Page and application data records:
***
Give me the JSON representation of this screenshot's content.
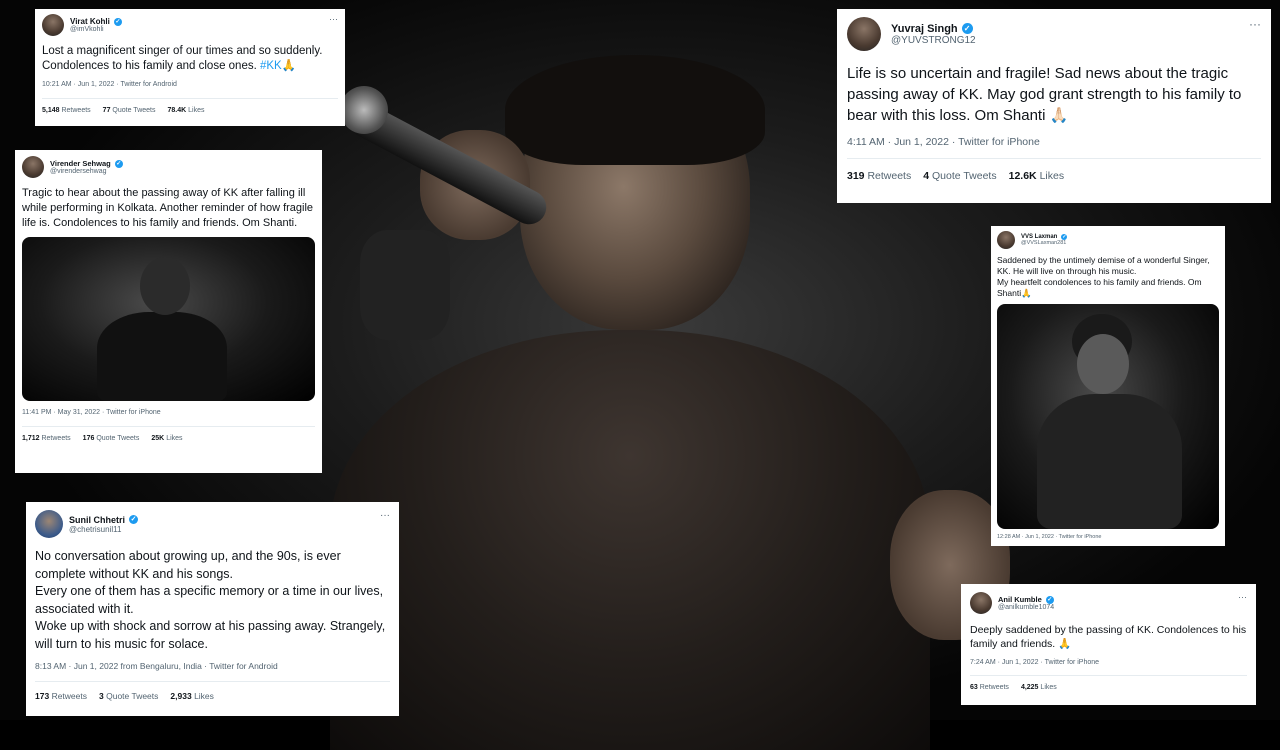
{
  "tweets": {
    "kohli": {
      "name": "Virat Kohli",
      "handle": "@imVkohli",
      "text": "Lost a magnificent singer of our times and so suddenly.\nCondolences to his family and close ones. ",
      "hashtag": "#KK🙏",
      "meta": "10:21 AM · Jun 1, 2022 · Twitter for Android",
      "retweets_num": "5,148",
      "retweets_label": "Retweets",
      "quotes_num": "77",
      "quotes_label": "Quote Tweets",
      "likes_num": "78.4K",
      "likes_label": "Likes"
    },
    "sehwag": {
      "name": "Virender Sehwag",
      "handle": "@virendersehwag",
      "text": "Tragic to hear about the passing away of KK after falling ill while performing in Kolkata. Another reminder of how fragile life is. Condolences to his family and friends. Om Shanti.",
      "meta": "11:41 PM · May 31, 2022 · Twitter for iPhone",
      "retweets_num": "1,712",
      "retweets_label": "Retweets",
      "quotes_num": "176",
      "quotes_label": "Quote Tweets",
      "likes_num": "25K",
      "likes_label": "Likes"
    },
    "chhetri": {
      "name": "Sunil Chhetri",
      "handle": "@chetrisunil11",
      "text": "No conversation about growing up, and the 90s, is ever complete without KK and his songs.\nEvery one of them has a specific memory or a time in our lives, associated with it.\nWoke up with shock and sorrow at his passing away. Strangely, will turn to his music for solace.",
      "meta": "8:13 AM · Jun 1, 2022 from Bengaluru, India · Twitter for Android",
      "retweets_num": "173",
      "retweets_label": "Retweets",
      "quotes_num": "3",
      "quotes_label": "Quote Tweets",
      "likes_num": "2,933",
      "likes_label": "Likes"
    },
    "yuvraj": {
      "name": "Yuvraj Singh",
      "handle": "@YUVSTRONG12",
      "text": "Life is so uncertain and fragile! Sad news about the tragic passing away of KK. May god grant strength to his family to bear with this loss. Om Shanti 🙏🏻",
      "meta": "4:11 AM · Jun 1, 2022 · Twitter for iPhone",
      "retweets_num": "319",
      "retweets_label": "Retweets",
      "quotes_num": "4",
      "quotes_label": "Quote Tweets",
      "likes_num": "12.6K",
      "likes_label": "Likes"
    },
    "laxman": {
      "name": "VVS Laxman",
      "handle": "@VVSLaxman281",
      "text": "Saddened by the untimely demise of a wonderful Singer, KK. He will live on through his music.\nMy heartfelt condolences to his family and friends. Om Shanti🙏",
      "meta": "12:28 AM · Jun 1, 2022 · Twitter for iPhone"
    },
    "kumble": {
      "name": "Anil Kumble",
      "handle": "@anilkumble1074",
      "text": "Deeply saddened by the passing of KK. Condolences to his family and friends. 🙏",
      "meta": "7:24 AM · Jun 1, 2022 · Twitter for iPhone",
      "retweets_num": "63",
      "retweets_label": "Retweets",
      "likes_num": "4,225",
      "likes_label": "Likes"
    }
  },
  "icons": {
    "verified": "✓",
    "more": "···"
  },
  "colors": {
    "link": "#1d9bf0",
    "verified": "#1d9bf0",
    "background": "#000000"
  }
}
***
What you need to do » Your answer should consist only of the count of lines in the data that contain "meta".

Output for this task » 6